A credit score is a three digit number from 300 to 850 that banks use to help figure out how likely you are to make payments on time. The higher the number, the better your score.
When people think of credit scores, they normally think about borrowing money or opening credit cards. You might not realize is that it’s not just banks checking your credit. Property managers, insurance companies, and employers might be checking your credit score to gauge your financial responsibility. Your credit score impacts a lot more than you may think.
Why is your credit score important?
The better your score, the more likely you are to get approved for things like credit cards, loans, housing, insurance, and more. A higher score also usually means better terms and interest rates. It can also lead to added benefits, like not needing to put down a deposit or provide collateral for certain things.
For example, your local gas and electric company many ask you to put down a small deposit if you have a short credit history or lower credit score. Deposits like this help assure companies that you’ll pay your bills on time. With a longer credit history and a better score, you might not have to put money down to open an account.
Your credit history is the record of all your accounts and payments used to create your credit report.
What goes into your credit score?
A lot goes into calculating your credit score, but it doesn’t have to be confusing. There are five things that influence your FICO® score:
- Payment history: Have you made all your payments (not just on your credit cards) in full and on time
- Amounts owed: How much you owe on all lines of credit
- Length of credit history: How long you’ve been building credit
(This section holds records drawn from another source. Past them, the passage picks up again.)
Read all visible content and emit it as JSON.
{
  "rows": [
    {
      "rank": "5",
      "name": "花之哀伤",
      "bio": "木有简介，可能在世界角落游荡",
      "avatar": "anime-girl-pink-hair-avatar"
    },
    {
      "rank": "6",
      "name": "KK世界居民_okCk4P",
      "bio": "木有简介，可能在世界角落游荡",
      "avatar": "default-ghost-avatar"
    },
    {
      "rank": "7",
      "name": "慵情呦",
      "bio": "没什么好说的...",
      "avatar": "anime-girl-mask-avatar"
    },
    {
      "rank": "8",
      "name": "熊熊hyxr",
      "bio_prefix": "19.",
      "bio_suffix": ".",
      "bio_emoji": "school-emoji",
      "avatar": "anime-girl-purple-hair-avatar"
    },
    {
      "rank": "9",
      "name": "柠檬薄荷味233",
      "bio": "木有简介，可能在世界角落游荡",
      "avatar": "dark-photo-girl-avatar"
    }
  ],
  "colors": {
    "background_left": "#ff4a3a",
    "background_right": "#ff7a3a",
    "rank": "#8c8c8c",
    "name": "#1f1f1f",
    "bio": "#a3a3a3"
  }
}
- Credit mix: What types of credit do you have and how do you manage each type
- New credit: How many new accounts and recent credit checks you have
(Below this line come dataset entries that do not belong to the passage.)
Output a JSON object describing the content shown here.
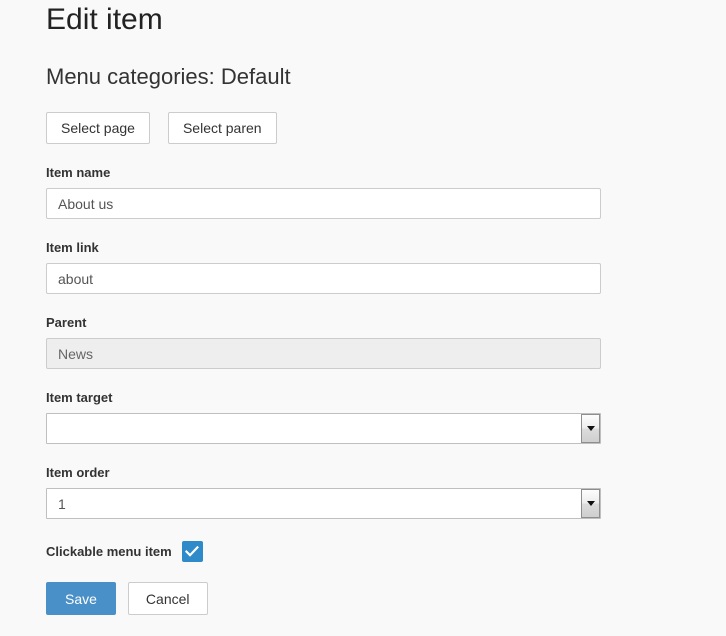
{
  "header": {
    "title": "Edit item",
    "subtitle": "Menu categories: Default"
  },
  "toolbar": {
    "select_page_label": "Select page",
    "select_parent_label": "Select paren"
  },
  "form": {
    "item_name": {
      "label": "Item name",
      "value": "About us",
      "placeholder": ""
    },
    "item_link": {
      "label": "Item link",
      "value": "about",
      "placeholder": ""
    },
    "parent": {
      "label": "Parent",
      "value": "News",
      "placeholder": ""
    },
    "item_target": {
      "label": "Item target",
      "value": ""
    },
    "item_order": {
      "label": "Item order",
      "value": "1"
    },
    "clickable_menu_item": {
      "label": "Clickable menu item",
      "checked": true
    }
  },
  "footer": {
    "save_label": "Save",
    "cancel_label": "Cancel"
  },
  "colors": {
    "accent": "#4a90c8",
    "checkbox": "#2e8ac9",
    "background": "#f9f9f9",
    "border": "#cccccc"
  }
}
Important to know…
You might have several credit scores—and they probably aren’t the same. Seems confusing, but there are several credit bureaus and each one has its own way of calculating credit scores. They each use information from different sources. So you’ll usually see variations among your scores.
The information in this site, including any third-party content and opinions, is for educational purposes only and should not be relied on as legal, tax, or financial advice or to indicate the availability or suitability of any Oportun product or service to your unique circumstances. Contact your independent financial advisor for advice on your personal situation.